Insurers deal in risk, and if they deem you to be too risky, they may cancel your policy. As a homeowner, this can be a nightmare to deal with if you are still paying your mortgage. There are many reasons why an insurance company may base their decision, as some may be your fault directly or outside of your control. Homeowners who are still paying on their mortgage could face issues with their lender. Having home insurance is often a prerequisite for maintaining a mortgage on a property.
A cancelled policy shows up to other insurers, and you may have trouble getting insurance again.
Too Many Claims
One of the ways an insurance company factors your risk is looking at how many claims you’ve filed in a given period. If they feel like these claims seem fraudulent, they may look at canceling your policy. If your home insurance provider has reason to void your policy, you’ll need to prove your situation is not as described. Perform a self-audit of the claims you’ve filed to see if you can understand why the insurance company made their decision. Are the claims you filed all for the same issues–water damage or fire damage? Were they all at the same address? Did you take on a new, more risky job? All of these can factor into a company’s decision to cancel a policy.
Home in Disrepair
Home insurers require their policyholders to maintain the insured property to address any safety hazards. Insurance inspectors visit their policyholders’ properties each year to check for violations. You may receive a recommendation from your insurance company for required repairs. These recommendations typically fall into two categories. Critical recommendations must be followed, or your policy will be at risk. Suggestive recommendations should not put you at risk for cancellation. The company will provide you with a timeline in which they expect the repairs to be completed. Failure to perform the necessary maintenance may result in non-renewal of your policy or mid-term cancellation for critical issues.

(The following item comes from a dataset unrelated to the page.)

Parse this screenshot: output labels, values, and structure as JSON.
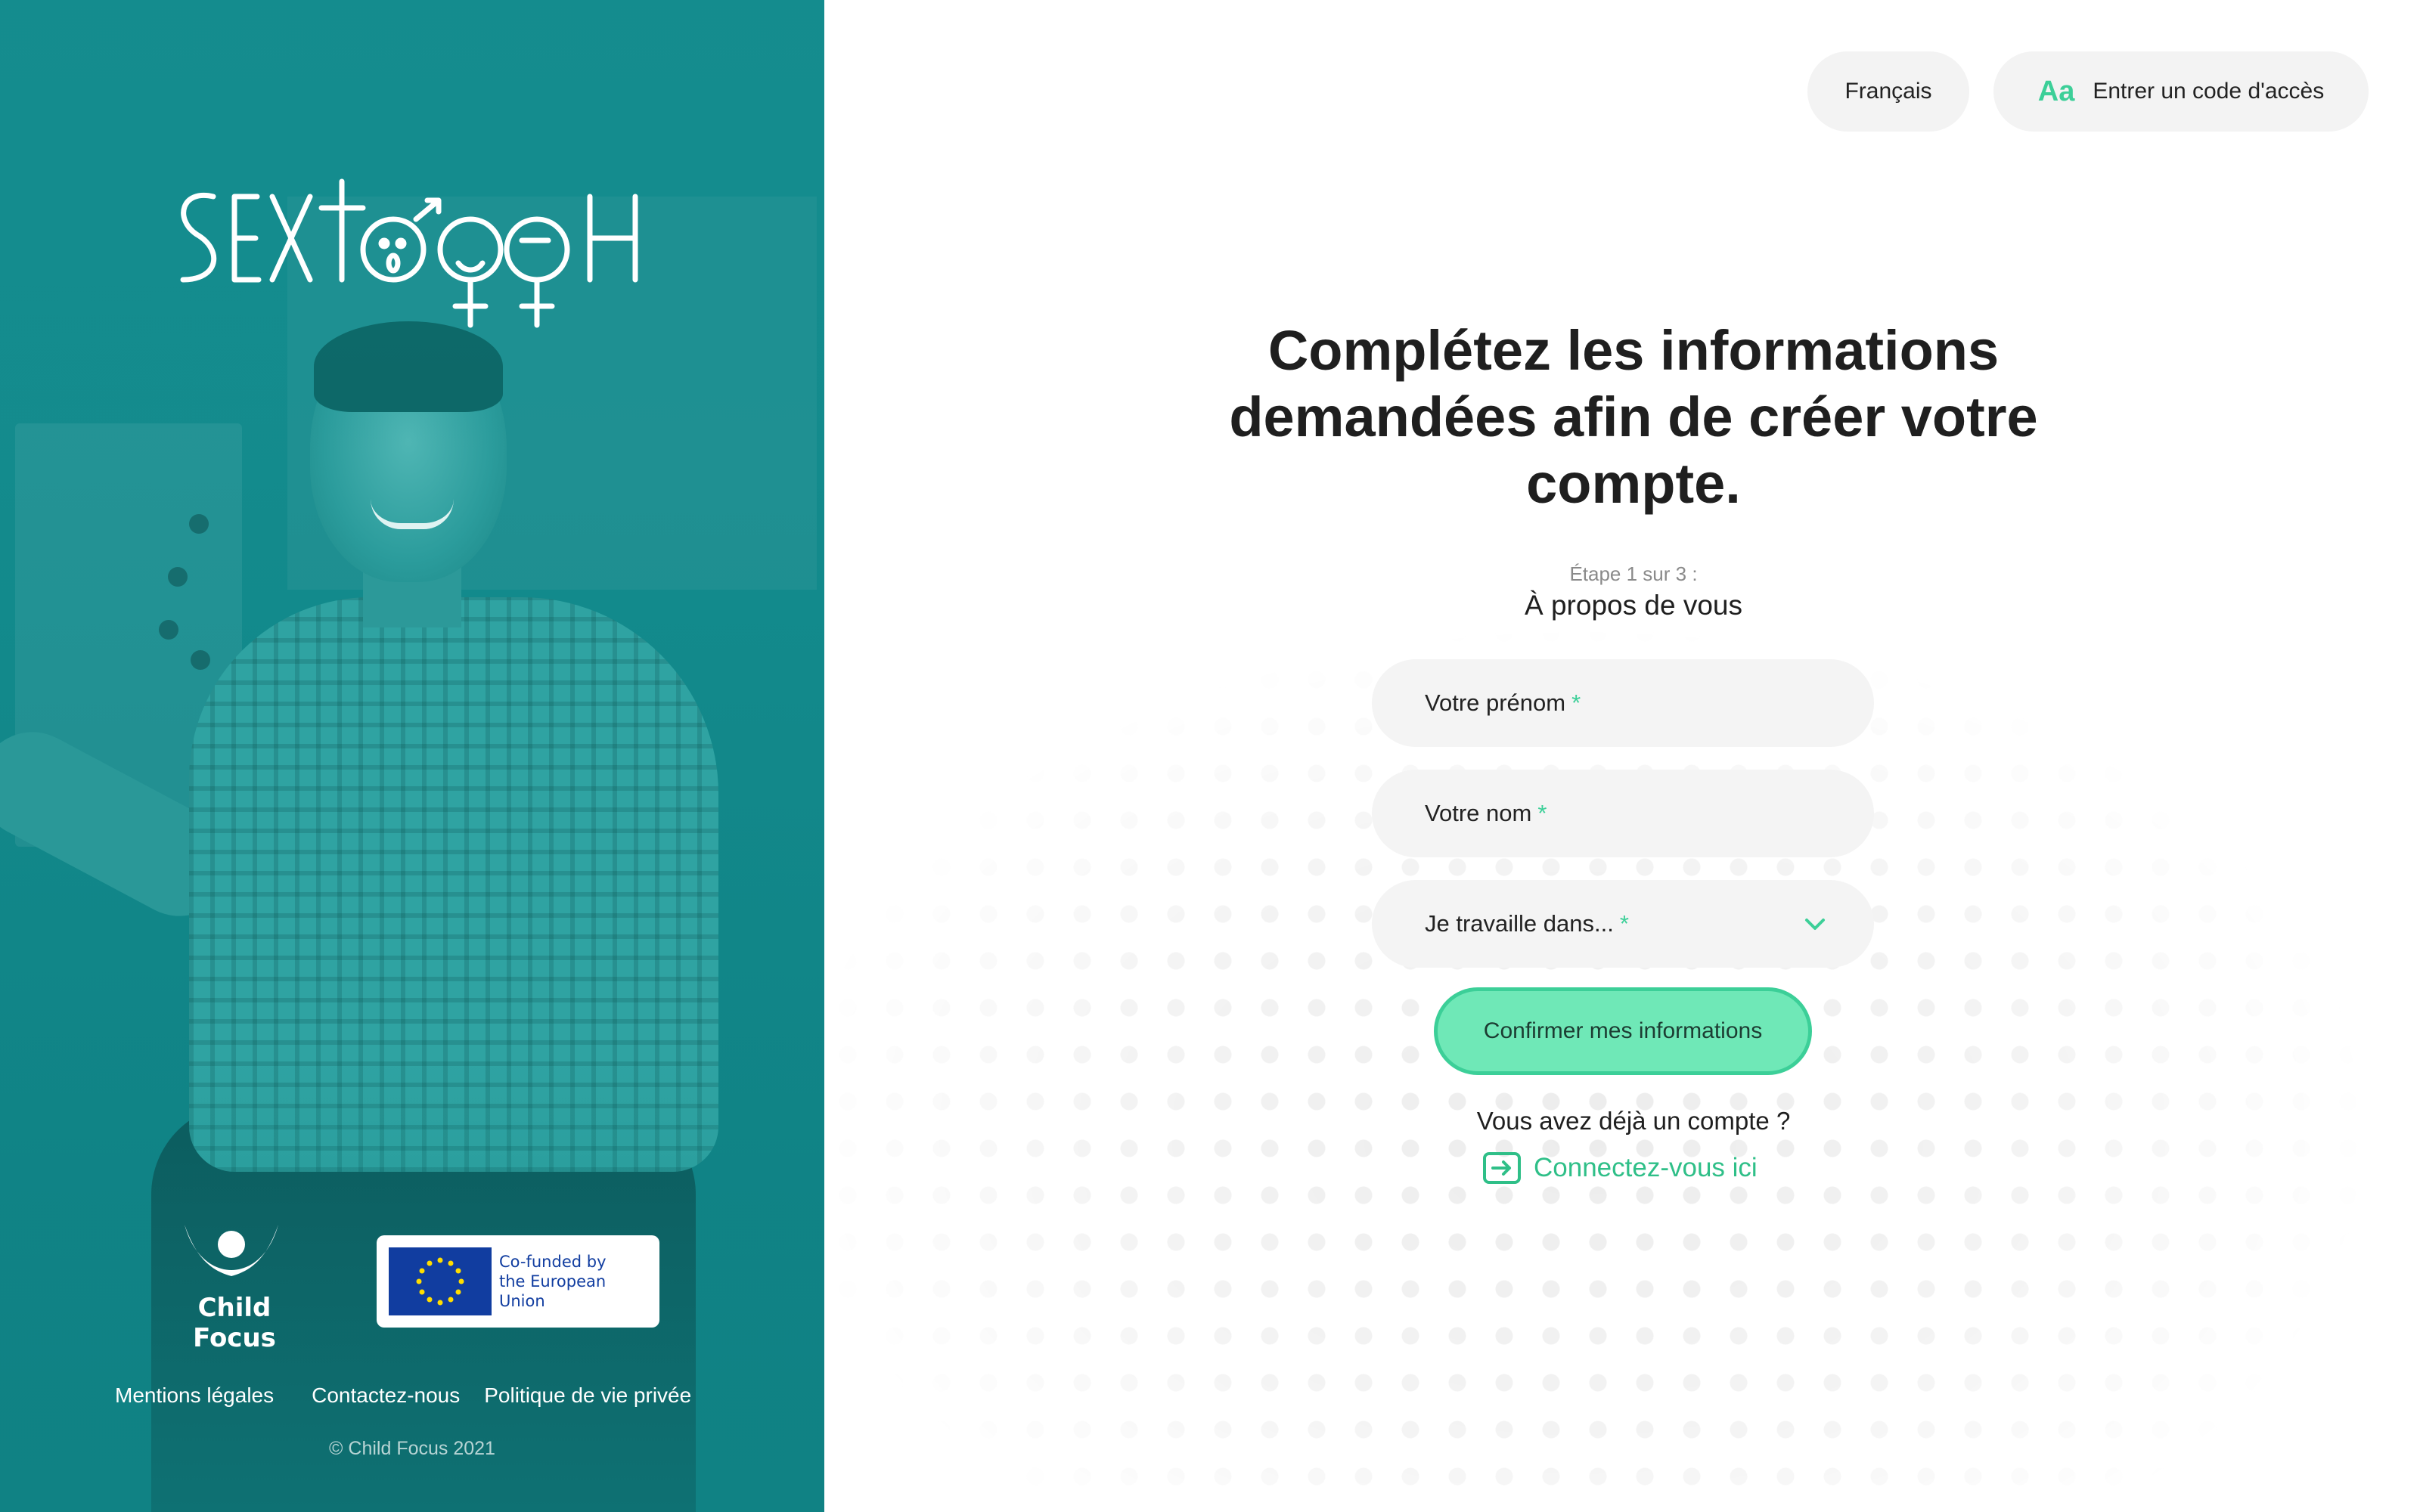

Non-Payment or Missed Payments
Insurance companies will cancel home policies for non-payment. Many people ignore the notices until the policy is cancelled. You can avoid this by working with your insurance company if you are having trouble paying on-time. Many will work with you on non-payment issues, especially if the reasons behind are from a hospital stay, illness, or a death in the family. Simply taking the time to explain your circumstances may help you keep your home policy, especially if you’ve been a policyholder for years.
Insurers also assess the moral hazard of insuring someone. Many people take advantage of coverage in intentionally risky situations to reap the benefits. Insurance companies want to avoid policyholders with this mentality, which they dub a moral hazard. Committing fraud by lying on lending documents is another form of moral hazard. These types of risks are assessed on a personal basis, but they do exist. Moral hazard can be a completely valid reason for a policy to be canceled and there’s not much you can do about it.